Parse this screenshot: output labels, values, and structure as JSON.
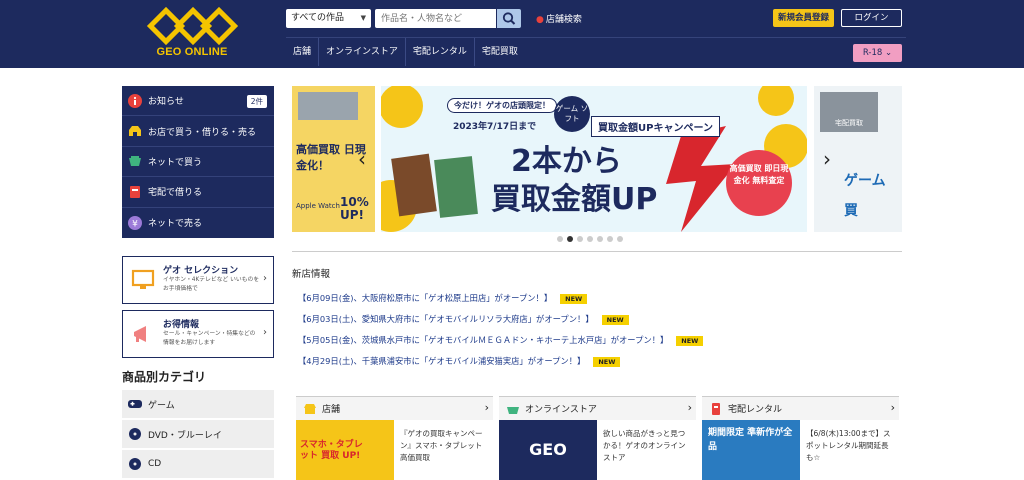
{
  "header": {
    "logo_text": "GEO ONLINE",
    "category_select": "すべての作品",
    "search_placeholder": "作品名・人物名など",
    "store_search": "店舗検索",
    "register": "新規会員登録",
    "login": "ログイン",
    "nav": [
      "店舗",
      "オンラインストア",
      "宅配レンタル",
      "宅配買取"
    ],
    "r18": "R-18"
  },
  "sidebar": {
    "items": [
      {
        "label": "お知らせ",
        "icon": "info-icon",
        "badge": "2件"
      },
      {
        "label": "お店で買う・借りる・売る",
        "icon": "shop-icon"
      },
      {
        "label": "ネットで買う",
        "icon": "cart-icon"
      },
      {
        "label": "宅配で借りる",
        "icon": "delivery-icon"
      },
      {
        "label": "ネットで売る",
        "icon": "sell-icon"
      }
    ],
    "promos": [
      {
        "title": "ゲオ セレクション",
        "desc": "イヤホン・4Kテレビなど いいものをお手頃価格で",
        "icon": "monitor-icon"
      },
      {
        "title": "お得情報",
        "desc": "セール・キャンペーン・特集などの 情報をお届けします",
        "icon": "megaphone-icon"
      }
    ],
    "category_heading": "商品別カテゴリ",
    "categories": [
      {
        "label": "ゲーム",
        "icon": "gamepad-icon"
      },
      {
        "label": "DVD・ブルーレイ",
        "icon": "disc-icon"
      },
      {
        "label": "CD",
        "icon": "cd-icon"
      }
    ]
  },
  "banner": {
    "tag": "今だけ！ゲオの店頭限定！",
    "date": "2023年7/17日まで",
    "game_soft": "ゲーム ソフト",
    "campaign": "買取金額UPキャンペーン",
    "main_line1": "2本から",
    "main_line2": "買取金額UP",
    "stamp": "高価買取 即日現金化 無料査定",
    "left_text": "高価買取 日現金化！",
    "left_small": "Apple Watch",
    "left_pct": "10% UP!",
    "right_label": "宅配買取",
    "right_text": "ゲーム 買",
    "slides": 7,
    "active_slide": 1
  },
  "news": {
    "heading": "新店情報",
    "badge": "NEW",
    "items": [
      "【6月09日(金)、大阪府松原市に「ゲオ松原上田店」がオープン！】",
      "【6月03日(土)、愛知県大府市に「ゲオモバイルリソラ大府店」がオープン！】",
      "【5月05日(金)、茨城県水戸市に「ゲオモバイルＭＥＧＡドン・キホーテ上水戸店」がオープン！】",
      "【4月29日(土)、千葉県浦安市に「ゲオモバイル浦安猫実店」がオープン！】"
    ]
  },
  "cards": [
    {
      "title": "店舗",
      "icon": "store-icon",
      "text": "『ゲオの買取キャンペーン』スマホ・タブレット高価買取",
      "thumb_text": "スマホ・タブレット 買取 UP!"
    },
    {
      "title": "オンラインストア",
      "icon": "basket-icon",
      "text": "欲しい商品がきっと見つかる！ゲオのオンラインストア",
      "thumb_text": "GEO"
    },
    {
      "title": "宅配レンタル",
      "icon": "rental-icon",
      "text": "【6/8(木)13:00まで】スポットレンタル期間延長も☆",
      "thumb_text": "期間限定 準新作が全品"
    }
  ]
}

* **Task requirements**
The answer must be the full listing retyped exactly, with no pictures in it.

* **Solved problem**
Parse this screenshot: output labels, values, and structure as JSON.
{
  "header": {
    "logo_text": "GEO ONLINE",
    "category_select": "すべての作品",
    "search_placeholder": "作品名・人物名など",
    "store_search": "店舗検索",
    "register": "新規会員登録",
    "login": "ログイン",
    "nav": [
      "店舗",
      "オンラインストア",
      "宅配レンタル",
      "宅配買取"
    ],
    "r18": "R-18"
  },
  "sidebar": {
    "items": [
      {
        "label": "お知らせ",
        "icon": "info-icon",
        "badge": "2件"
      },
      {
        "label": "お店で買う・借りる・売る",
        "icon": "shop-icon"
      },
      {
        "label": "ネットで買う",
        "icon": "cart-icon"
      },
      {
        "label": "宅配で借りる",
        "icon": "delivery-icon"
      },
      {
        "label": "ネットで売る",
        "icon": "sell-icon"
      }
    ],
    "promos": [
      {
        "title": "ゲオ セレクション",
        "desc": "イヤホン・4Kテレビなど いいものをお手頃価格で",
        "icon": "monitor-icon"
      },
      {
        "title": "お得情報",
        "desc": "セール・キャンペーン・特集などの 情報をお届けします",
        "icon": "megaphone-icon"
      }
    ],
    "category_heading": "商品別カテゴリ",
    "categories": [
      {
        "label": "ゲーム",
        "icon": "gamepad-icon"
      },
      {
        "label": "DVD・ブルーレイ",
        "icon": "disc-icon"
      },
      {
        "label": "CD",
        "icon": "cd-icon"
      }
    ]
  },
  "banner": {
    "tag": "今だけ！ゲオの店頭限定！",
    "date": "2023年7/17日まで",
    "game_soft": "ゲーム ソフト",
    "campaign": "買取金額UPキャンペーン",
    "main_line1": "2本から",
    "main_line2": "買取金額UP",
    "stamp": "高価買取 即日現金化 無料査定",
    "left_text": "高価買取 日現金化！",
    "left_small": "Apple Watch",
    "left_pct": "10% UP!",
    "right_label": "宅配買取",
    "right_text": "ゲーム 買",
    "slides": 7,
    "active_slide": 1
  },
  "news": {
    "heading": "新店情報",
    "badge": "NEW",
    "items": [
      "【6月09日(金)、大阪府松原市に「ゲオ松原上田店」がオープン！】",
      "【6月03日(土)、愛知県大府市に「ゲオモバイルリソラ大府店」がオープン！】",
      "【5月05日(金)、茨城県水戸市に「ゲオモバイルＭＥＧＡドン・キホーテ上水戸店」がオープン！】",
      "【4月29日(土)、千葉県浦安市に「ゲオモバイル浦安猫実店」がオープン！】"
    ]
  },
  "cards": [
    {
      "title": "店舗",
      "icon": "store-icon",
      "text": "『ゲオの買取キャンペーン』スマホ・タブレット高価買取",
      "thumb_text": "スマホ・タブレット 買取 UP!"
    },
    {
      "title": "オンラインストア",
      "icon": "basket-icon",
      "text": "欲しい商品がきっと見つかる！ゲオのオンラインストア",
      "thumb_text": "GEO"
    },
    {
      "title": "宅配レンタル",
      "icon": "rental-icon",
      "text": "【6/8(木)13:00まで】スポットレンタル期間延長も☆",
      "thumb_text": "期間限定 準新作が全品"
    }
  ]
}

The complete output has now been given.